+++ Data section

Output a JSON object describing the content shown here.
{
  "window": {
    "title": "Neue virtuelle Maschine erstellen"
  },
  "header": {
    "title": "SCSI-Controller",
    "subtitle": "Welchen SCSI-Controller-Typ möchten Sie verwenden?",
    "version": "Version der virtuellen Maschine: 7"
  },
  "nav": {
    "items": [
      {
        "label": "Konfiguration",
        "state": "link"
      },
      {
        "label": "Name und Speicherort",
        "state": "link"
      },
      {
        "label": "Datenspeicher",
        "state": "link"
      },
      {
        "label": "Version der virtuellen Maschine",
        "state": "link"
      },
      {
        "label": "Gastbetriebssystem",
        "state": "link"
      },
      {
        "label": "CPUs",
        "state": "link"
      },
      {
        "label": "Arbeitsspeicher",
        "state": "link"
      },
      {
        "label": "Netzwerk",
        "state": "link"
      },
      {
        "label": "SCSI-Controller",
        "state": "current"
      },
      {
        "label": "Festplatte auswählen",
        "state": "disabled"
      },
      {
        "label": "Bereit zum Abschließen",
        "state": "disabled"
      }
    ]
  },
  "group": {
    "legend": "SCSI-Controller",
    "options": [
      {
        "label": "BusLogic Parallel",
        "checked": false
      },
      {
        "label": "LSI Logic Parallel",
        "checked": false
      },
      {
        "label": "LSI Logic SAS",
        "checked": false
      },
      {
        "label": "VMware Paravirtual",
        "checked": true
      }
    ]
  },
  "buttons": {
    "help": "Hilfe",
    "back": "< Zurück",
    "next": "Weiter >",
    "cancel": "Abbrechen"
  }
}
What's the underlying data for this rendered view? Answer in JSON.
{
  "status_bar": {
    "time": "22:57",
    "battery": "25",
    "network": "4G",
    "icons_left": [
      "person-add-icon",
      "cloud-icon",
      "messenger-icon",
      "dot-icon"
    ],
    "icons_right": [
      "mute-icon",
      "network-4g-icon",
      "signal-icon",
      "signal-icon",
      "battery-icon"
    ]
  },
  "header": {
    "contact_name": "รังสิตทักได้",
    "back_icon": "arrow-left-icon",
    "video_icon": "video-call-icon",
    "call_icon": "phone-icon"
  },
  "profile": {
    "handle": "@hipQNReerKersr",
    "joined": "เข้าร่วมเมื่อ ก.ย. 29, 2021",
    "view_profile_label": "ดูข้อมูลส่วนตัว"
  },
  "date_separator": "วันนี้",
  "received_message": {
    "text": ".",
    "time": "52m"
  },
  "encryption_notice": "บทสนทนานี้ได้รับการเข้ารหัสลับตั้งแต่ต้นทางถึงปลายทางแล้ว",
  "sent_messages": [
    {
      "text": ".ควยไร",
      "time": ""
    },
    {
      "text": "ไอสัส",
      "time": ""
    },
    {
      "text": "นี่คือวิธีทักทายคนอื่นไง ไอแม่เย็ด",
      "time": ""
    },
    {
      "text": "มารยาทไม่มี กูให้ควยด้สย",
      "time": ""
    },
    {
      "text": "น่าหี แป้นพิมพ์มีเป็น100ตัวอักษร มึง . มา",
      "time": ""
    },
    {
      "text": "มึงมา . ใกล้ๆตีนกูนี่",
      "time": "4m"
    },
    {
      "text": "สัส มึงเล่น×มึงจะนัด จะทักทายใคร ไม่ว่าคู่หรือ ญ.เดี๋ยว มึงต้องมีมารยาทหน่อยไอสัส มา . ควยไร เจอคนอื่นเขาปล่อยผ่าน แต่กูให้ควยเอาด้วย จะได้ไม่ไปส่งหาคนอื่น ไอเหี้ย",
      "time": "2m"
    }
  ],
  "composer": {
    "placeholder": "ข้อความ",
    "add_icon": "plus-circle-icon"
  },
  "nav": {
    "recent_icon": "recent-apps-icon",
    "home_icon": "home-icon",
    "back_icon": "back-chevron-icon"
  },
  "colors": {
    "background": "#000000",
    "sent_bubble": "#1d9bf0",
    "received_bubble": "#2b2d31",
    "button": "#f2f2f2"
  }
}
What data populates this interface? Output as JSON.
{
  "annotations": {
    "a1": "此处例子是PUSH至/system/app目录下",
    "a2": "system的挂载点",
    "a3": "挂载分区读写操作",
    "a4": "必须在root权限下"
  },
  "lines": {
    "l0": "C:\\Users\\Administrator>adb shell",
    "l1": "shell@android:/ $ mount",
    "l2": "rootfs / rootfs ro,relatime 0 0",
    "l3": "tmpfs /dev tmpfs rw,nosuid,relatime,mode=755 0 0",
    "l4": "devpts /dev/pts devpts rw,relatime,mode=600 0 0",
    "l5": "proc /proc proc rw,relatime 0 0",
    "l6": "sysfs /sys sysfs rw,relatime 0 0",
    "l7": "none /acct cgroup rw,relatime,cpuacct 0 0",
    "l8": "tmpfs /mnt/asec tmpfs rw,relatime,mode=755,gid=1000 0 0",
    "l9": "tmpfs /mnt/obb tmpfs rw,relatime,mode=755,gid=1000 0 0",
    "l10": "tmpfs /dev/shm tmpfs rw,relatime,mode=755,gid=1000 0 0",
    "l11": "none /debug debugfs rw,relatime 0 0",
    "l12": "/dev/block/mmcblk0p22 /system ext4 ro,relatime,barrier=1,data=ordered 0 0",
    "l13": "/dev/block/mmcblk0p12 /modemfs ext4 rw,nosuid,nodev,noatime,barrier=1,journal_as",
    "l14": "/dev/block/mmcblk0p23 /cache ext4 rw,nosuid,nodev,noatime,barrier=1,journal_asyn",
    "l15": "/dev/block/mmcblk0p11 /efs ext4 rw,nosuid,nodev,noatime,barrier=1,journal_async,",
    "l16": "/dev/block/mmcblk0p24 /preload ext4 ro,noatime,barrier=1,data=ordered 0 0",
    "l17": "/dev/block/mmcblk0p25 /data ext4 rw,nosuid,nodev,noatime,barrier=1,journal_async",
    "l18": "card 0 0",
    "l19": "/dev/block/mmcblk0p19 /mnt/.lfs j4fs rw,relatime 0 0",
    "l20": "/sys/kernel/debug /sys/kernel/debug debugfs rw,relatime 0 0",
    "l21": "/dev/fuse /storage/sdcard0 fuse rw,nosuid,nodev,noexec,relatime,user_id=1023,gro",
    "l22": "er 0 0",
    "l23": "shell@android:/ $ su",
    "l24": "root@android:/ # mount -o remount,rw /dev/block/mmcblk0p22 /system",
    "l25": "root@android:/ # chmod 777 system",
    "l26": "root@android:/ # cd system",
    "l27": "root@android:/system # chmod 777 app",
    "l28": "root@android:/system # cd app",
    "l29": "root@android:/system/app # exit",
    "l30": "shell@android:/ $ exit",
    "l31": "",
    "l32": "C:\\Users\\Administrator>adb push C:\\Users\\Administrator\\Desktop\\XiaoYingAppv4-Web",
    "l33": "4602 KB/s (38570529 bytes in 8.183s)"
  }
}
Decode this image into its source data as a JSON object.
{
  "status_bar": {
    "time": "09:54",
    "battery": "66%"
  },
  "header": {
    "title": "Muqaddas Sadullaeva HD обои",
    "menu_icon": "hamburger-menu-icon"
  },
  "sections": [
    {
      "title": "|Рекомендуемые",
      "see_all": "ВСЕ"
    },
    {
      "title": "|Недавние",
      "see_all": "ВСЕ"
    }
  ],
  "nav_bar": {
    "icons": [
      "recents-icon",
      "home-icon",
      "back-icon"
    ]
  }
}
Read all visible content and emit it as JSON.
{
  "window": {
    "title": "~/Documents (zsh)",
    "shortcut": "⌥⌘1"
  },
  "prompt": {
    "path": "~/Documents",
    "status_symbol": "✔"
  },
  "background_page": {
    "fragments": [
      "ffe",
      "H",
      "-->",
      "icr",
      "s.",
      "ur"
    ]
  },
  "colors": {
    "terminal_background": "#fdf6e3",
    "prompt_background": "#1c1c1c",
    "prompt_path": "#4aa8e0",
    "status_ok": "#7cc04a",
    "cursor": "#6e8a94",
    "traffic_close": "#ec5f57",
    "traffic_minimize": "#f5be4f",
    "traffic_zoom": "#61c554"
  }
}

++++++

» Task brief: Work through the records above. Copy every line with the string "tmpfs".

» Response to the exercise:
    "l3": "tmpfs /dev tmpfs rw,nosuid,relatime,mode=755 0 0",
    "l8": "tmpfs /mnt/asec tmpfs rw,relatime,mode=755,gid=1000 0 0",
    "l9": "tmpfs /mnt/obb tmpfs rw,relatime,mode=755,gid=1000 0 0",
    "l10": "tmpfs /dev/shm tmpfs rw,relatime,mode=755,gid=1000 0 0",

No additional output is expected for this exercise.